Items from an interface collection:
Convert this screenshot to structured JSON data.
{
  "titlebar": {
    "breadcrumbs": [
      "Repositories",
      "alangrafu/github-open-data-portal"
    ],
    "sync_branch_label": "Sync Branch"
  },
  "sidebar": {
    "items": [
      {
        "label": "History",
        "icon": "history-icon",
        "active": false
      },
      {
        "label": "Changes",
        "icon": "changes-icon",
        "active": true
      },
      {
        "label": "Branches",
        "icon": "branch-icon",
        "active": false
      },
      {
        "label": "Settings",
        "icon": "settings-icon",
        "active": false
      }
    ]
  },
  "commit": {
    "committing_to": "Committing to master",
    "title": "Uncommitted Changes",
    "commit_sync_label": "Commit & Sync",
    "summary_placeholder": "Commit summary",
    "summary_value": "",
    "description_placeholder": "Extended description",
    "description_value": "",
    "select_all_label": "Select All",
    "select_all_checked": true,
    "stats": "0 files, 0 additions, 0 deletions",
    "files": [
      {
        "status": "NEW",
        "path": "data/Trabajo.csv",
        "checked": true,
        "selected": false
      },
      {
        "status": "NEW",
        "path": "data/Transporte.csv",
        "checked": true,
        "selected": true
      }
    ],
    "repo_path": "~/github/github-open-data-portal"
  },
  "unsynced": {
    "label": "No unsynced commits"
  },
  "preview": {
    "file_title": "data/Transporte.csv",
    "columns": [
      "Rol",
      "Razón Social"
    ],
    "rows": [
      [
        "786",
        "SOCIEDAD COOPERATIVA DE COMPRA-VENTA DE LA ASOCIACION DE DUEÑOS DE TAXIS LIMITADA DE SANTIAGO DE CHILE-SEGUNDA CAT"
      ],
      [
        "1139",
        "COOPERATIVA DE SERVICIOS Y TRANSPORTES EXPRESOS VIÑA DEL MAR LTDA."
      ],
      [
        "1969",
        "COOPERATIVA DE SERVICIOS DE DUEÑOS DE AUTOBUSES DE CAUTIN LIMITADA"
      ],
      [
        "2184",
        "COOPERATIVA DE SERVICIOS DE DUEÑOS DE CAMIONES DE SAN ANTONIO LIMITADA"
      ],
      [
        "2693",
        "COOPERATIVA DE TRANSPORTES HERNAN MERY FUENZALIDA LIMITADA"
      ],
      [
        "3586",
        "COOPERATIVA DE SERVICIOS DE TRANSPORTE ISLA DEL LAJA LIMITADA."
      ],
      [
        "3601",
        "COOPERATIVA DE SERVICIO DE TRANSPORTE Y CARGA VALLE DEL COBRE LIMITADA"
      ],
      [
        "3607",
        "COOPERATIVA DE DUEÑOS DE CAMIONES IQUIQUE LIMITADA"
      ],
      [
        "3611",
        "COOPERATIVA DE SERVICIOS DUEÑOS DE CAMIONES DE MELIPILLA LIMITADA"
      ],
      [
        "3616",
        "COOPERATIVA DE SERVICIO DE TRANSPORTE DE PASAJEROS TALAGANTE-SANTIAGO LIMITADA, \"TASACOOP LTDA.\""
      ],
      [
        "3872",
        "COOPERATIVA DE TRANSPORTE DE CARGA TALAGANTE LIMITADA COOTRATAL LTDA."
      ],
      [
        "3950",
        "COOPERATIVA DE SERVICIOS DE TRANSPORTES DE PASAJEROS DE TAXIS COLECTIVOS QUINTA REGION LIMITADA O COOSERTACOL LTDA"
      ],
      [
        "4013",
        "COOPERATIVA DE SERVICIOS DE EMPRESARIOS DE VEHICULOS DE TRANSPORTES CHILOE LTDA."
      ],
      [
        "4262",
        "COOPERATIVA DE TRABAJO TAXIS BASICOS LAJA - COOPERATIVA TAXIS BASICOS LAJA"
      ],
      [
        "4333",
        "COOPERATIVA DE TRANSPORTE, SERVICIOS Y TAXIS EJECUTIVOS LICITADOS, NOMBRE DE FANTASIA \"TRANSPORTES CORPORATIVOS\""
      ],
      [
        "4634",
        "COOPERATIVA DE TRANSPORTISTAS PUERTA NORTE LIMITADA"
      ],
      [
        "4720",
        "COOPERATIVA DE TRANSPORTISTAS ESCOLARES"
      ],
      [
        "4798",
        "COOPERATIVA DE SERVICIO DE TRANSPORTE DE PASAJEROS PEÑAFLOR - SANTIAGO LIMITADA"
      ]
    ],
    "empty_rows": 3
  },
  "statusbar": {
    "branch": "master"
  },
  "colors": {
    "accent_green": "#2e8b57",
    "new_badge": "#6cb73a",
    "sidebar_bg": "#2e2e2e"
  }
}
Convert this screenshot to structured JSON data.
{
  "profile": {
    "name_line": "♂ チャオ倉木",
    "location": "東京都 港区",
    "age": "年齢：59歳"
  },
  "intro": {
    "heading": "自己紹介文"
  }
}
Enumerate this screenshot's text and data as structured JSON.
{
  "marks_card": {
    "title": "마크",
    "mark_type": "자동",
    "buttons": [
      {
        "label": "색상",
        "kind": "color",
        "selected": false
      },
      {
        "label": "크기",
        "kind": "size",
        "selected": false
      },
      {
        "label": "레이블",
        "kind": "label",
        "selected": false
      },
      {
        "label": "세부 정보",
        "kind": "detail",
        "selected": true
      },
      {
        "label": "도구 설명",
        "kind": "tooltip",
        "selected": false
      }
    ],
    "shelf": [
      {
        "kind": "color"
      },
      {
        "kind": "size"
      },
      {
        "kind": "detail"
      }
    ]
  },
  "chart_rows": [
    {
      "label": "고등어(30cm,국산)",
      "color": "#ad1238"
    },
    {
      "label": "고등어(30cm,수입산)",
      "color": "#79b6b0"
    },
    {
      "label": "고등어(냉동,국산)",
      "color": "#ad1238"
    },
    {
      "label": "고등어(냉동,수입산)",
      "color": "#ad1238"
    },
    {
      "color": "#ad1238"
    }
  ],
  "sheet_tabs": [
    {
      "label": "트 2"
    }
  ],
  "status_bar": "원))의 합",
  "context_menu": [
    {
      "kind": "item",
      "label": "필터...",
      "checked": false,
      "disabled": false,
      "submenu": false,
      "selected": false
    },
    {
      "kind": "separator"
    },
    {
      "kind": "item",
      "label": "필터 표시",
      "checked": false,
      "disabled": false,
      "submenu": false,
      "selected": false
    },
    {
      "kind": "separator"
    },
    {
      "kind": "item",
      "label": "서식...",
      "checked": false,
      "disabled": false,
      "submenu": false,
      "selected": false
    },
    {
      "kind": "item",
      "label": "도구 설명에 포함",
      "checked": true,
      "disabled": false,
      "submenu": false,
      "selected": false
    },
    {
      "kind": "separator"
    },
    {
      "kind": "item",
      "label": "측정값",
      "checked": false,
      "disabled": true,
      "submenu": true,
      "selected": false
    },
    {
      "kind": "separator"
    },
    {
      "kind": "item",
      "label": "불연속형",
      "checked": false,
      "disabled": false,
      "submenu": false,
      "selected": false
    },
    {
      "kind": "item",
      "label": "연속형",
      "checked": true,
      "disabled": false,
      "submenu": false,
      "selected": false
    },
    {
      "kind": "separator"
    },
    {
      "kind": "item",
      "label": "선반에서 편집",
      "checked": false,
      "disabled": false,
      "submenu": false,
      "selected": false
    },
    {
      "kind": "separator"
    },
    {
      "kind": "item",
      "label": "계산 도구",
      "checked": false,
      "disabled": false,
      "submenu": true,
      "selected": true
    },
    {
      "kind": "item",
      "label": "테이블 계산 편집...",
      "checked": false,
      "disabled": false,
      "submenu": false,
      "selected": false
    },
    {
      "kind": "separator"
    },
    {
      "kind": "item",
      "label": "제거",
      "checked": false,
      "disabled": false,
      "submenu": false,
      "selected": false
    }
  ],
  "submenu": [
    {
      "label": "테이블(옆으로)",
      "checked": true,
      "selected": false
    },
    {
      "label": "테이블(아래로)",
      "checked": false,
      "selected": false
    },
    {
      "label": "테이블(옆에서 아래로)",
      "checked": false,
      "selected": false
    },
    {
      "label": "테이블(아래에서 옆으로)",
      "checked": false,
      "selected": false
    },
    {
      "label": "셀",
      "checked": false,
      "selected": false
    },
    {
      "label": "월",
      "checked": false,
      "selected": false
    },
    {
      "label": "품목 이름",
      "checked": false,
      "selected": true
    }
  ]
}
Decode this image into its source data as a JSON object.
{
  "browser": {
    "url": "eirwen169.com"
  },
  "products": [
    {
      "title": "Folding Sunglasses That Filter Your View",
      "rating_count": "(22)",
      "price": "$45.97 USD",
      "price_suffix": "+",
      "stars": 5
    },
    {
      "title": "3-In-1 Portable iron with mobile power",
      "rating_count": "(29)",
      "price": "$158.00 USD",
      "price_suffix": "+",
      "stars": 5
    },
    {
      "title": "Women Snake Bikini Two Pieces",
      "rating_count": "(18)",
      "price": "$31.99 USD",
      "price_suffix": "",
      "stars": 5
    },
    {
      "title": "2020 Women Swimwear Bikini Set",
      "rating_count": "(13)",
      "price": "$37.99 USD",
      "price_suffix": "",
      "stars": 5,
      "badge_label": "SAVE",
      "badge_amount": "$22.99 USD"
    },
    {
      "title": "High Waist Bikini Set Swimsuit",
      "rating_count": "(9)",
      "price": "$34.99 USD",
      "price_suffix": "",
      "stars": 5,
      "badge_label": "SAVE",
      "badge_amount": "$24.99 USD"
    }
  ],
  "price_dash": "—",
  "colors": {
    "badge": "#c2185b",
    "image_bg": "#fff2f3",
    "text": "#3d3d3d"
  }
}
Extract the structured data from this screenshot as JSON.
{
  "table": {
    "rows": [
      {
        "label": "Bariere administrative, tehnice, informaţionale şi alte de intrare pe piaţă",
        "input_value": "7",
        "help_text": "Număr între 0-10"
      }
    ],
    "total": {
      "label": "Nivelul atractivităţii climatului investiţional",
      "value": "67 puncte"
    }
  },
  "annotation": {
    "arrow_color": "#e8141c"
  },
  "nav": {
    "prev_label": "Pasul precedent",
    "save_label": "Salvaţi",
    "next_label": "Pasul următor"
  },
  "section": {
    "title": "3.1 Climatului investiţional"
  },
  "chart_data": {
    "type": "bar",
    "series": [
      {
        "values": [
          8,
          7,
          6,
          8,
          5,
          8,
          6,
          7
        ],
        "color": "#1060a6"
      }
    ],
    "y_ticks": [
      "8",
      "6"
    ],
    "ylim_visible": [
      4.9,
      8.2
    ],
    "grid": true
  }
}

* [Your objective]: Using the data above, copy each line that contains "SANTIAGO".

* [Task output]:
        "SOCIEDAD COOPERATIVA DE COMPRA-VENTA DE LA ASOCIACION DE DUEÑOS DE TAXIS LIMITADA DE SANTIAGO DE CHILE-SEGUNDA CAT"
        "COOPERATIVA DE SERVICIO DE TRANSPORTE DE PASAJEROS TALAGANTE-SANTIAGO LIMITADA, \"TASACOOP LTDA.\""
        "COOPERATIVA DE SERVICIO DE TRANSPORTE DE PASAJEROS PEÑAFLOR - SANTIAGO LIMITADA"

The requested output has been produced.